Hidden harms of hazing

The word "hazing" often brings to mind examples of physical abuse and/or excessive drinking – egregious acts of hazing that make the national news. Many students are familiar with the legal aspects of hazing and know to avoid activities that involve physical abuse. But what about the use of secrecy, servitude, blindfolding or sensory deprivation? Students may falsely believe these acts only cause temporary discomfort and aren’t harmful. However, hazing actually includes a broad spectrum of actions and behaviors that "may hurt in more ways than a paddle ever could."1 Every day, hundreds of thousands of people continue to struggle with the “hidden” harms of hazing – the mental and emotional scars that result from being hazed and even from hazing others.

Joining a new organization can cause stress for many people who may wonder, "Will people accept me? Can I be my true self?" When first meeting new people, we rarely reveal our flaws, shortcomings and sources of distress. Even if you have known a person for some time, there are likely things they don’t know about you.

These common concerns about belonging are amplified when someone is also dealing with a mental disorder. Recent data on college student mental health indicates many students are struggling.2

  • 40% report a diagnosis of a mental disorder at some point in their lives.
  • 41% report symptoms of depression (over half of which are "severe" depression).
  • 34% report symptoms of anxiety disorder.
  • 12% report symptoms of an eating disorder.

Mental disorders often develop through a combination of biological/genetic factors (which we have no control over) and physical and social environments (which we can partially control). They can also result from a single traumatic event at any point in our lives (such as hazing). Factors associated with poor mental health include sleep deprivation, hazardous physical conditions, exposure to extreme weather conditions, physical restriction, abuse (physical, sexual, or emotional), toxic relationships and lack of safety.3 These behaviors are all among the most common hazing activities.

Hazers know what will happen, and intentionally withhold information to produce anxiety in the new members. 47% of college students report hazing experiences while in high school and, as a result, may be more likely to experience psychological harm when hazed again.4

When planning new member programs, consider the “hidden” psychological harm that activities might create. Are your group’s events designed to bring people together or break them down? Is the goal to help foster integrity and self-worth or show who’s in charge? Hazing can be the trigger that pushes someone past their breaking point regardless of whether they have an underlying mental disorder. You don’t know what might break someone.
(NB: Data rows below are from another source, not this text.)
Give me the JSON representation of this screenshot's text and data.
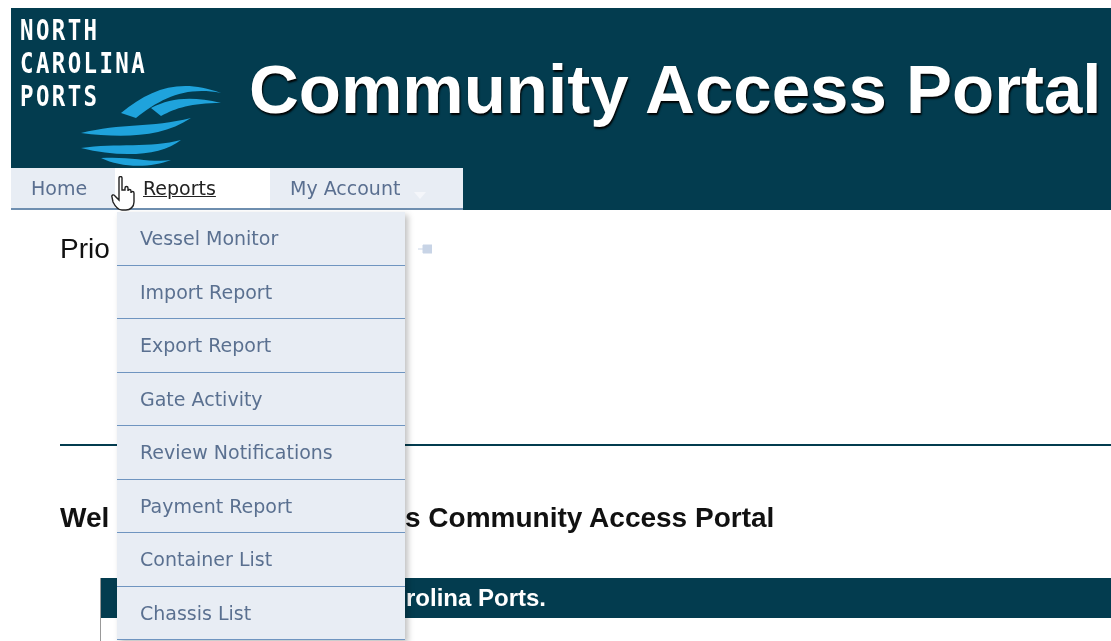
{
  "header": {
    "logo_lines": [
      "NORTH",
      "CAROLINA",
      "PORTS"
    ],
    "title": "Community Access Portal"
  },
  "nav": [
    {
      "label": "Home",
      "selected": false,
      "has_menu": false
    },
    {
      "label": "Reports",
      "selected": true,
      "has_menu": false
    },
    {
      "label": "My Account",
      "selected": false,
      "has_menu": true
    }
  ],
  "dropdown": {
    "items": [
      "Vessel Monitor",
      "Import Report",
      "Export Report",
      "Gate Activity",
      "Review Notifications",
      "Payment Report",
      "Container List",
      "Chassis List"
    ]
  },
  "content": {
    "heading": "Prio",
    "welcome_left": "Wel",
    "welcome_right": "s Community Access Portal",
    "banner": "rolina Ports."
  }
}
  1. Apgar, T. T. & Szabo, R. (2008). What we don’t know can hurt us most: The hidden harms of hazing. Rev. Paper. The National Hazing Prevention Week Resource Guide.
  2. The Healthy Minds Study, 2021 Winter/Spring Data Report. Accessed 6 May 2022.
  3. National Counselling Society. How your environment affects your mental health. Accessed 6 May 2022.
  4. Allan, E.J. and Madden, M. (2008) Hazing in View: College Students at Risk.